Our filmmakers are Peter Brosens (shown at extreme right) and Jessica Woodworth (near right), a duo who, back in 2006, gave us the Mongolian classic Khadak, comparisons to which are apt. While their camera and the people they observe generally move at a measured pace (even in the scene of middle-eastern terror), we are still quickly thrust into three very different landscapes and situations that we soon perceive to be somehow linked.
This slow pacing is both hypnotic and unsettling, while the photog-
raphy here is beautiful and compelling, due to its exquisite compo-
sition and its use of color and light (at times reminiscent of the "old masters") -- as befits a film in which "images" (religious and otherwise) are all-important. These include not just the brilliant view of the ceremony that begins the movie (shown just below),

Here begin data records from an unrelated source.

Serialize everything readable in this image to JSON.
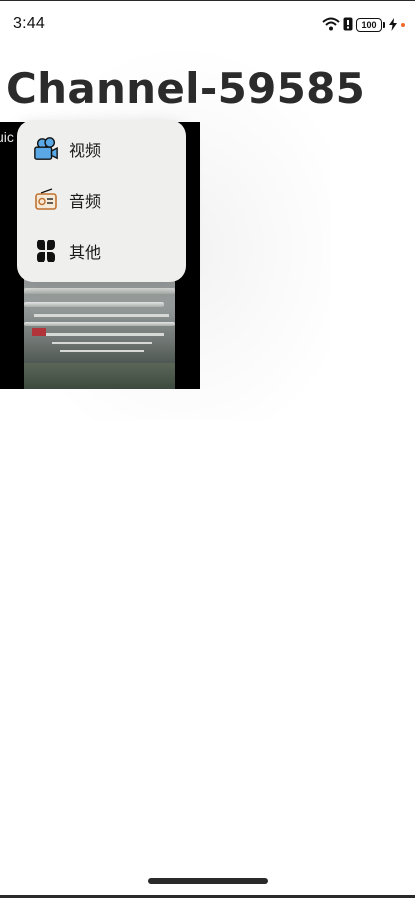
{
  "status_bar": {
    "time": "3:44",
    "battery_level": "100",
    "icons": [
      "wifi-icon",
      "alert-icon",
      "battery-icon",
      "charging-icon"
    ]
  },
  "page": {
    "title": "Channel-59585"
  },
  "video": {
    "caption": "uic"
  },
  "popup_menu": {
    "items": [
      {
        "label": "视频",
        "icon": "video-camera-icon"
      },
      {
        "label": "音频",
        "icon": "radio-icon"
      },
      {
        "label": "其他",
        "icon": "grid-icon"
      }
    ]
  },
  "colors": {
    "accent_blue": "#5aa9e6",
    "radio_orange": "#c0712f",
    "charge_dot": "#f06a2a"
  }
}
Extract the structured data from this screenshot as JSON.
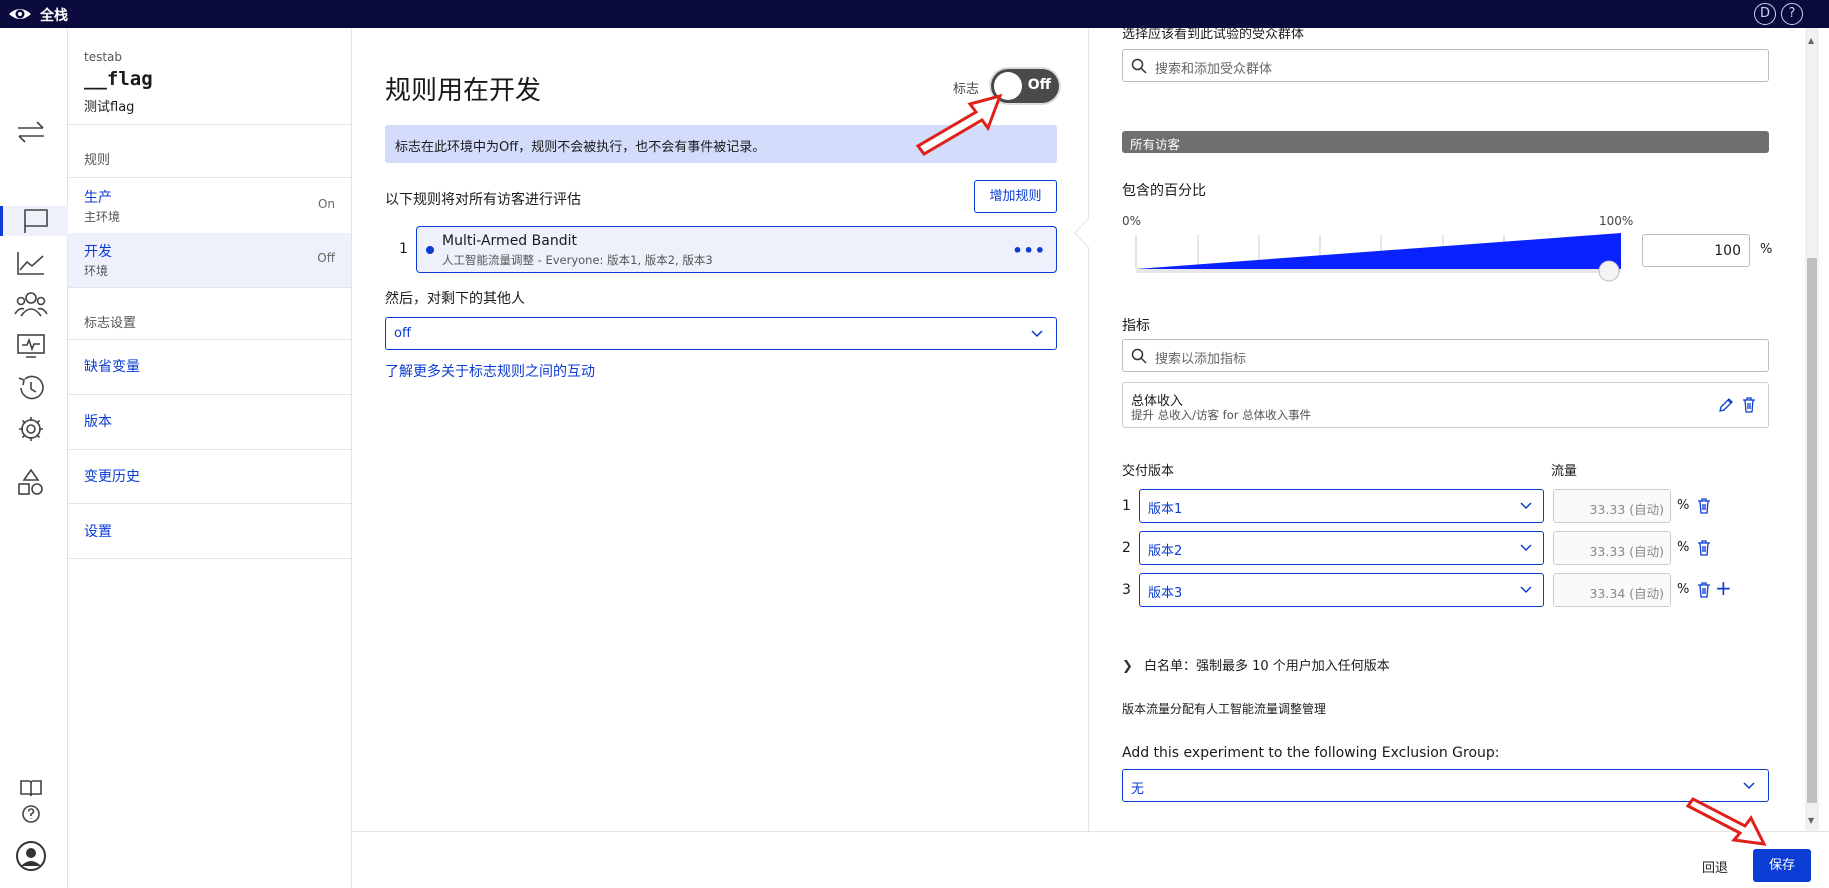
{
  "app": {
    "name": "全栈"
  },
  "topbar": {
    "user_initial": "D",
    "help_symbol": "?"
  },
  "flag": {
    "project": "testab",
    "key": "__flag",
    "name": "测试flag"
  },
  "sidebar": {
    "rules_header": "规则",
    "environments": [
      {
        "name": "生产",
        "sub": "主环境",
        "status": "On"
      },
      {
        "name": "开发",
        "sub": "环境",
        "status": "Off"
      }
    ],
    "settings_header": "标志设置",
    "links": [
      "缺省变量",
      "版本",
      "变更历史",
      "设置"
    ]
  },
  "main": {
    "title": "规则用在开发",
    "flag_label": "标志",
    "toggle_label": "Off",
    "banner": "标志在此环境中为Off，规则不会被执行，也不会有事件被记录。",
    "rules_hint": "以下规则将对所有访客进行评估",
    "add_rule": "增加规则",
    "rule": {
      "number": "1",
      "title": "Multi-Armed Bandit",
      "summary": "人工智能流量调整 - Everyone: 版本1, 版本2, 版本3"
    },
    "then_label": "然后，对剩下的其他人",
    "fallthrough_value": "off",
    "learn_more": "了解更多关于标志规则之间的互动"
  },
  "panel": {
    "audience_label": "选择应该看到此试验的受众群体",
    "audience_placeholder": "搜索和添加受众群体",
    "group_name": "所有访客",
    "percent_label": "包含的百分比",
    "tick_min": "0%",
    "tick_max": "100%",
    "percent_value": "100",
    "percent_sign": "%",
    "metrics_label": "指标",
    "metrics_placeholder": "搜索以添加指标",
    "metric": {
      "name": "总体收入",
      "desc": "提升 总收入/访客 for 总体收入事件"
    },
    "variations_label": "交付版本",
    "traffic_label": "流量",
    "variations": [
      {
        "num": "1",
        "name": "版本1",
        "traffic": "33.33 (自动)",
        "pct": "%"
      },
      {
        "num": "2",
        "name": "版本2",
        "traffic": "33.33 (自动)",
        "pct": "%"
      },
      {
        "num": "3",
        "name": "版本3",
        "traffic": "33.34 (自动)",
        "pct": "%"
      }
    ],
    "add_variation": "+",
    "whitelist": "白名单：强制最多 10 个用户加入任何版本",
    "managed_note": "版本流量分配有人工智能流量调整管理",
    "exclusion_label": "Add this experiment to the following Exclusion Group:",
    "exclusion_value": "无"
  },
  "footer": {
    "revert": "回退",
    "save": "保存"
  },
  "colors": {
    "accent": "#0b3cd4",
    "topbar": "#0a0a3c",
    "banner": "#d4dcfb",
    "annotation": "#e0201b"
  }
}
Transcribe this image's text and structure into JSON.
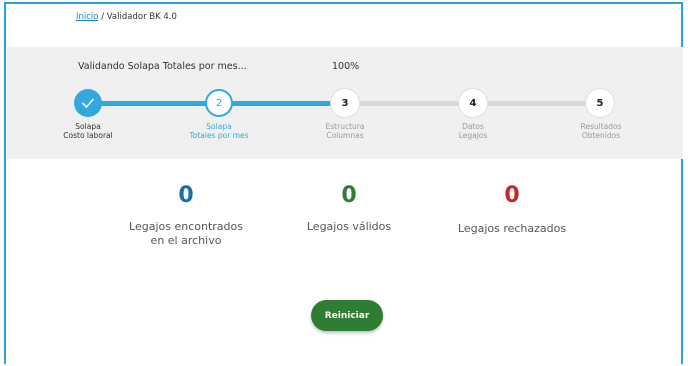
{
  "breadcrumb": {
    "home": "Inicio",
    "separator": "/",
    "current": "Validador BK 4.0"
  },
  "progress": {
    "status": "Validando Solapa Totales por mes...",
    "percent": "100%"
  },
  "steps": [
    {
      "number": "1",
      "label_line1": "Solapa",
      "label_line2": "Costo laboral",
      "state": "completed"
    },
    {
      "number": "2",
      "label_line1": "Solapa",
      "label_line2": "Totales por mes",
      "state": "active"
    },
    {
      "number": "3",
      "label_line1": "Estructura",
      "label_line2": "Columnas",
      "state": "pending"
    },
    {
      "number": "4",
      "label_line1": "Datos",
      "label_line2": "Legajos",
      "state": "pending"
    },
    {
      "number": "5",
      "label_line1": "Resultados",
      "label_line2": "Obtenidos",
      "state": "pending"
    }
  ],
  "stats": [
    {
      "value": "0",
      "label_line1": "Legajos encontrados",
      "label_line2": "en el archivo",
      "color": "#1a6ea8"
    },
    {
      "value": "0",
      "label_line1": "Legajos válidos",
      "label_line2": "",
      "color": "#2e7d32"
    },
    {
      "value": "0",
      "label_line1": "Legajos rechazados",
      "label_line2": "",
      "color": "#c62828"
    }
  ],
  "actions": {
    "restart": "Reiniciar"
  },
  "colors": {
    "accent": "#31a9de",
    "success": "#2e7d32",
    "danger": "#c62828"
  }
}
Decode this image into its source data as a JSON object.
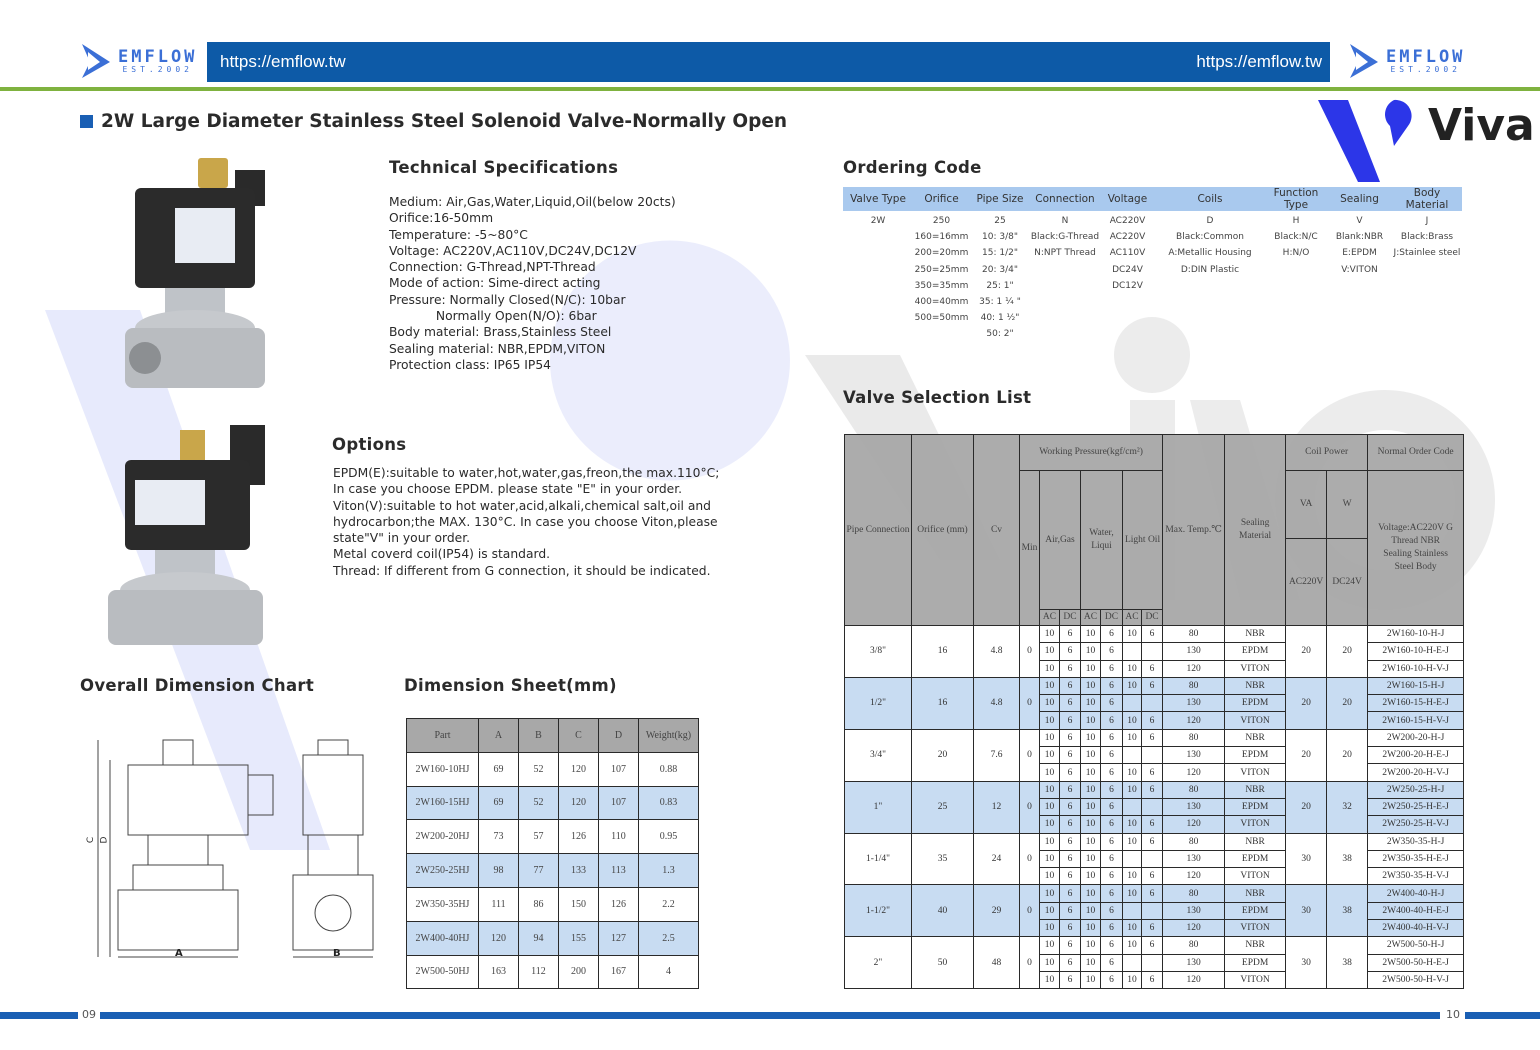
{
  "header": {
    "url_left": "https://emflow.tw",
    "url_right": "https://emflow.tw",
    "logo": {
      "word": "EMFLOW",
      "est": "EST.2002"
    },
    "watermark_brand": "Viva",
    "colors": {
      "bar": "#0d5aa7",
      "accent_line": "#7fb23f",
      "row_highlight": "#c8dcf2",
      "ordering_header": "#a9c9ee"
    }
  },
  "page_title": "2W Large Diameter  Stainless Steel Solenoid Valve-Normally Open",
  "tech_specs": {
    "heading": "Technical Specifications",
    "lines": [
      "Medium: Air,Gas,Water,Liquid,Oil(below 20cts)",
      "Orifice:16-50mm",
      "Temperature: -5~80°C",
      "Voltage: AC220V,AC110V,DC24V,DC12V",
      "Connection: G-Thread,NPT-Thread",
      "Mode of action: Sime-direct acting",
      "Pressure: Normally Closed(N/C): 10bar",
      "            Normally Open(N/O): 6bar",
      "Body material: Brass,Stainless Steel",
      "Sealing material: NBR,EPDM,VITON",
      "Protection class: IP65 IP54"
    ]
  },
  "options": {
    "heading": "Options",
    "lines": [
      "EPDM(E):suitable to water,hot,water,gas,freon,the max.110°C;",
      "In case you choose EPDM. please state \"E\" in your order.",
      "Viton(V):suitable to hot water,acid,alkali,chemical salt,oil and",
      "hydrocarbon;the MAX. 130°C. In case you choose Viton,please",
      "state\"V\" in your order.",
      "Metal coverd coil(IP54) is standard.",
      "Thread: If different from G connection, it should be indicated."
    ]
  },
  "dimension_chart": {
    "heading": "Overall Dimension Chart",
    "labels": [
      "A",
      "B",
      "C",
      "D"
    ]
  },
  "dimension_sheet": {
    "heading": "Dimension Sheet(mm)",
    "columns": [
      "Part",
      "A",
      "B",
      "C",
      "D",
      "Weight(kg)"
    ],
    "rows": [
      [
        "2W160-10HJ",
        "69",
        "52",
        "120",
        "107",
        "0.88"
      ],
      [
        "2W160-15HJ",
        "69",
        "52",
        "120",
        "107",
        "0.83"
      ],
      [
        "2W200-20HJ",
        "73",
        "57",
        "126",
        "110",
        "0.95"
      ],
      [
        "2W250-25HJ",
        "98",
        "77",
        "133",
        "113",
        "1.3"
      ],
      [
        "2W350-35HJ",
        "111",
        "86",
        "150",
        "126",
        "2.2"
      ],
      [
        "2W400-40HJ",
        "120",
        "94",
        "155",
        "127",
        "2.5"
      ],
      [
        "2W500-50HJ",
        "163",
        "112",
        "200",
        "167",
        "4"
      ]
    ]
  },
  "ordering_code": {
    "heading": "Ordering Code",
    "columns": [
      {
        "label": "Valve Type",
        "values": [
          "2W"
        ]
      },
      {
        "label": "Orifice",
        "values": [
          "250",
          "160=16mm",
          "200=20mm",
          "250=25mm",
          "350=35mm",
          "400=40mm",
          "500=50mm"
        ]
      },
      {
        "label": "Pipe Size",
        "values": [
          "25",
          "10: 3/8\"",
          "15: 1/2\"",
          "20: 3/4\"",
          "25: 1\"",
          "35: 1 ¼ \"",
          "40: 1 ½\"",
          "50:  2\""
        ]
      },
      {
        "label": "Connection",
        "values": [
          "N",
          "Black:G-Thread",
          "N:NPT Thread"
        ]
      },
      {
        "label": "Voltage",
        "values": [
          "AC220V",
          "AC220V",
          "AC110V",
          "DC24V",
          "DC12V"
        ]
      },
      {
        "label": "Coils",
        "values": [
          "D",
          "Black:Common",
          "A:Metallic Housing",
          "D:DIN Plastic"
        ]
      },
      {
        "label": "Function Type",
        "values": [
          "H",
          "Black:N/C",
          "H:N/O"
        ]
      },
      {
        "label": "Sealing",
        "values": [
          "V",
          "Blank:NBR",
          "E:EPDM",
          "V:VITON"
        ]
      },
      {
        "label": "Body Material",
        "values": [
          "J",
          "Black:Brass",
          "J:Stainlee steel"
        ]
      }
    ]
  },
  "valve_selection": {
    "heading": "Valve Selection List",
    "headers": {
      "pipe": "Pipe Connection",
      "orifice": "Orifice (mm)",
      "cv": "Cv",
      "working_pressure": "Working Pressure(kgf/cm²)",
      "min": "Min",
      "air_gas": "Air,Gas",
      "water": "Water, Liqui",
      "light_oil": "Light Oil",
      "ac": "AC",
      "dc": "DC",
      "max_temp": "Max. Temp.℃",
      "sealing": "Sealing Material",
      "coil_power": "Coil Power",
      "va": "VA",
      "w": "W",
      "ac220v": "AC220V",
      "dc24v": "DC24V",
      "order_code": "Normal Order Code",
      "order_code_note": "Voltage:AC220V G Thread NBR Sealing Stainless Steel Body"
    },
    "groups": [
      {
        "pipe": "3/8\"",
        "orifice": "16",
        "cv": "4.8",
        "min": "0",
        "va": "20",
        "w": "20",
        "rows": [
          {
            "p": [
              "10",
              "6",
              "10",
              "6",
              "10",
              "6"
            ],
            "temp": "80",
            "seal": "NBR",
            "code": "2W160-10-H-J"
          },
          {
            "p": [
              "10",
              "6",
              "10",
              "6",
              "",
              ""
            ],
            "temp": "130",
            "seal": "EPDM",
            "code": "2W160-10-H-E-J"
          },
          {
            "p": [
              "10",
              "6",
              "10",
              "6",
              "10",
              "6"
            ],
            "temp": "120",
            "seal": "VITON",
            "code": "2W160-10-H-V-J"
          }
        ]
      },
      {
        "pipe": "1/2\"",
        "orifice": "16",
        "cv": "4.8",
        "min": "0",
        "va": "20",
        "w": "20",
        "rows": [
          {
            "p": [
              "10",
              "6",
              "10",
              "6",
              "10",
              "6"
            ],
            "temp": "80",
            "seal": "NBR",
            "code": "2W160-15-H-J"
          },
          {
            "p": [
              "10",
              "6",
              "10",
              "6",
              "",
              ""
            ],
            "temp": "130",
            "seal": "EPDM",
            "code": "2W160-15-H-E-J"
          },
          {
            "p": [
              "10",
              "6",
              "10",
              "6",
              "10",
              "6"
            ],
            "temp": "120",
            "seal": "VITON",
            "code": "2W160-15-H-V-J"
          }
        ]
      },
      {
        "pipe": "3/4\"",
        "orifice": "20",
        "cv": "7.6",
        "min": "0",
        "va": "20",
        "w": "20",
        "rows": [
          {
            "p": [
              "10",
              "6",
              "10",
              "6",
              "10",
              "6"
            ],
            "temp": "80",
            "seal": "NBR",
            "code": "2W200-20-H-J"
          },
          {
            "p": [
              "10",
              "6",
              "10",
              "6",
              "",
              ""
            ],
            "temp": "130",
            "seal": "EPDM",
            "code": "2W200-20-H-E-J"
          },
          {
            "p": [
              "10",
              "6",
              "10",
              "6",
              "10",
              "6"
            ],
            "temp": "120",
            "seal": "VITON",
            "code": "2W200-20-H-V-J"
          }
        ]
      },
      {
        "pipe": "1\"",
        "orifice": "25",
        "cv": "12",
        "min": "0",
        "va": "20",
        "w": "32",
        "rows": [
          {
            "p": [
              "10",
              "6",
              "10",
              "6",
              "10",
              "6"
            ],
            "temp": "80",
            "seal": "NBR",
            "code": "2W250-25-H-J"
          },
          {
            "p": [
              "10",
              "6",
              "10",
              "6",
              "",
              ""
            ],
            "temp": "130",
            "seal": "EPDM",
            "code": "2W250-25-H-E-J"
          },
          {
            "p": [
              "10",
              "6",
              "10",
              "6",
              "10",
              "6"
            ],
            "temp": "120",
            "seal": "VITON",
            "code": "2W250-25-H-V-J"
          }
        ]
      },
      {
        "pipe": "1-1/4\"",
        "orifice": "35",
        "cv": "24",
        "min": "0",
        "va": "30",
        "w": "38",
        "rows": [
          {
            "p": [
              "10",
              "6",
              "10",
              "6",
              "10",
              "6"
            ],
            "temp": "80",
            "seal": "NBR",
            "code": "2W350-35-H-J"
          },
          {
            "p": [
              "10",
              "6",
              "10",
              "6",
              "",
              ""
            ],
            "temp": "130",
            "seal": "EPDM",
            "code": "2W350-35-H-E-J"
          },
          {
            "p": [
              "10",
              "6",
              "10",
              "6",
              "10",
              "6"
            ],
            "temp": "120",
            "seal": "VITON",
            "code": "2W350-35-H-V-J"
          }
        ]
      },
      {
        "pipe": "1-1/2\"",
        "orifice": "40",
        "cv": "29",
        "min": "0",
        "va": "30",
        "w": "38",
        "rows": [
          {
            "p": [
              "10",
              "6",
              "10",
              "6",
              "10",
              "6"
            ],
            "temp": "80",
            "seal": "NBR",
            "code": "2W400-40-H-J"
          },
          {
            "p": [
              "10",
              "6",
              "10",
              "6",
              "",
              ""
            ],
            "temp": "130",
            "seal": "EPDM",
            "code": "2W400-40-H-E-J"
          },
          {
            "p": [
              "10",
              "6",
              "10",
              "6",
              "10",
              "6"
            ],
            "temp": "120",
            "seal": "VITON",
            "code": "2W400-40-H-V-J"
          }
        ]
      },
      {
        "pipe": "2\"",
        "orifice": "50",
        "cv": "48",
        "min": "0",
        "va": "30",
        "w": "38",
        "rows": [
          {
            "p": [
              "10",
              "6",
              "10",
              "6",
              "10",
              "6"
            ],
            "temp": "80",
            "seal": "NBR",
            "code": "2W500-50-H-J"
          },
          {
            "p": [
              "10",
              "6",
              "10",
              "6",
              "",
              ""
            ],
            "temp": "130",
            "seal": "EPDM",
            "code": "2W500-50-H-E-J"
          },
          {
            "p": [
              "10",
              "6",
              "10",
              "6",
              "10",
              "6"
            ],
            "temp": "120",
            "seal": "VITON",
            "code": "2W500-50-H-V-J"
          }
        ]
      }
    ]
  },
  "footer": {
    "page_left": "09",
    "page_right": "10"
  }
}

Magaly Solier, shown on poster at top and two photos below, star of The Milk of Sorrow) and the daughter's fiancé; the war photographer (Jasmin Tabatabai, above and below, left) grieving over the very ill-use of her trigger finger; and her husband (Olivier Gourmet, below, right, the Belgian go-to guy for just about any role), who here becomes an eye doctor working in a nearby area of the Andes to that in which our Indian family resides.
As it goes along, the film and its images become increasingly symbolic -- and rightfully so. Reality, as most of us know it, has been left far behind. But as the images --- such as the clothes of a dead man burning on a rock (shown at bottom) -- are often as strange as they are riveting, the viewer eventually lets go of conventional habits of mind and eye. And as for theatrical death scenes, Altipano offers one that would do Shakespeare proud. And yet, as it turns out, this death is absolutely meant to be theatrical.